posted on 21.08.2013, 10:56 by Marco Antonsich
In the present post-Fordist epoch, the region has emerged as a strategic site for socioeconomic governance. The region today is viewed as a key centre in processes of capital accumulation and (re)production and it occupies an important position in regulating social life. Yet, little is known about the spatial representations held by people about the regions in which they live. This article aims to contribute to fill this gap, by exploring two interrelated issues: what people mean by region and how they relate their sentiment of regional identity to the regional administrative space to which they belong. The study relies on focus group discussions and individual interviews administered in four West European regions. The empirical research suggests that the region is constructed by people as a geographically ambiguous reference and that their sense of regional identity is not necessarily directed towards the region as an administrative space. This challenges the correspondence between function (governance) and identity theorized by the literature on the institutionalization of regions. © The Author(s) 2010.

History

School

  • Social Sciences

Department

  • Geography and Environment

Citation

ANTONSICH, M., 2010. Exploring the correspondence between regional forms of governance and regional identity: the case of Western Europe. European Urban and Regional Studies, 17 (3), pp. 261 - 276.

Publisher

Sage © the author

Version

AM (Accepted Manuscript)

Publication date

2010

Notes

This article was published in the journal, European Urban and Regional Studies [Sage © the author] and the definitive version is available at: http://dx.doi.org/10.1177/0969776410365784

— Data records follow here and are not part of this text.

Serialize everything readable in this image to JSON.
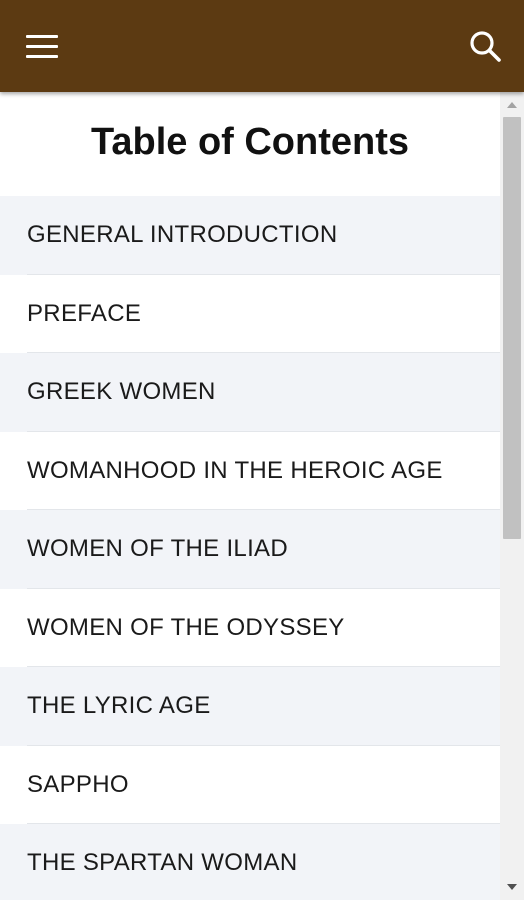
{
  "app_bar": {
    "background_color": "#5c3a12",
    "menu_icon": "hamburger-menu-icon",
    "search_icon": "search-icon"
  },
  "page": {
    "title": "Table of Contents"
  },
  "toc": {
    "items": [
      {
        "label": "GENERAL INTRODUCTION"
      },
      {
        "label": "PREFACE"
      },
      {
        "label": "GREEK WOMEN"
      },
      {
        "label": "WOMANHOOD IN THE HEROIC AGE"
      },
      {
        "label": "WOMEN OF THE ILIAD"
      },
      {
        "label": "WOMEN OF THE ODYSSEY"
      },
      {
        "label": "THE LYRIC AGE"
      },
      {
        "label": "SAPPHO"
      },
      {
        "label": "THE SPARTAN WOMAN"
      }
    ]
  }
}
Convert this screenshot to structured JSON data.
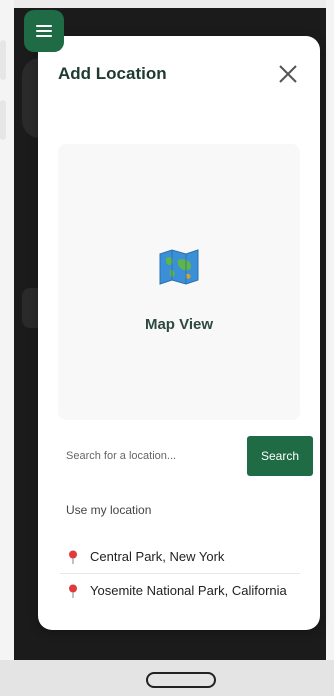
{
  "modal": {
    "title": "Add Location",
    "close_icon": "close-icon",
    "map": {
      "icon": "world-map-icon",
      "label": "Map View"
    },
    "search": {
      "placeholder": "Search for a location...",
      "button_label": "Search"
    },
    "use_my_location": "Use my location",
    "locations": [
      {
        "name": "Central Park, New York",
        "icon": "pin-icon"
      },
      {
        "name": "Yosemite National Park, California",
        "icon": "pin-icon"
      }
    ]
  },
  "menu_button": {
    "icon": "hamburger-menu-icon"
  },
  "system_nav": {
    "home": "home-pill"
  },
  "colors": {
    "accent": "#1f6b46",
    "title": "#1f3a30",
    "pin": "#e03a3a"
  }
}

ISSN

0969-7764

eISSN

1461-7145

Language

en

Exports

Loughborough Publications

Exports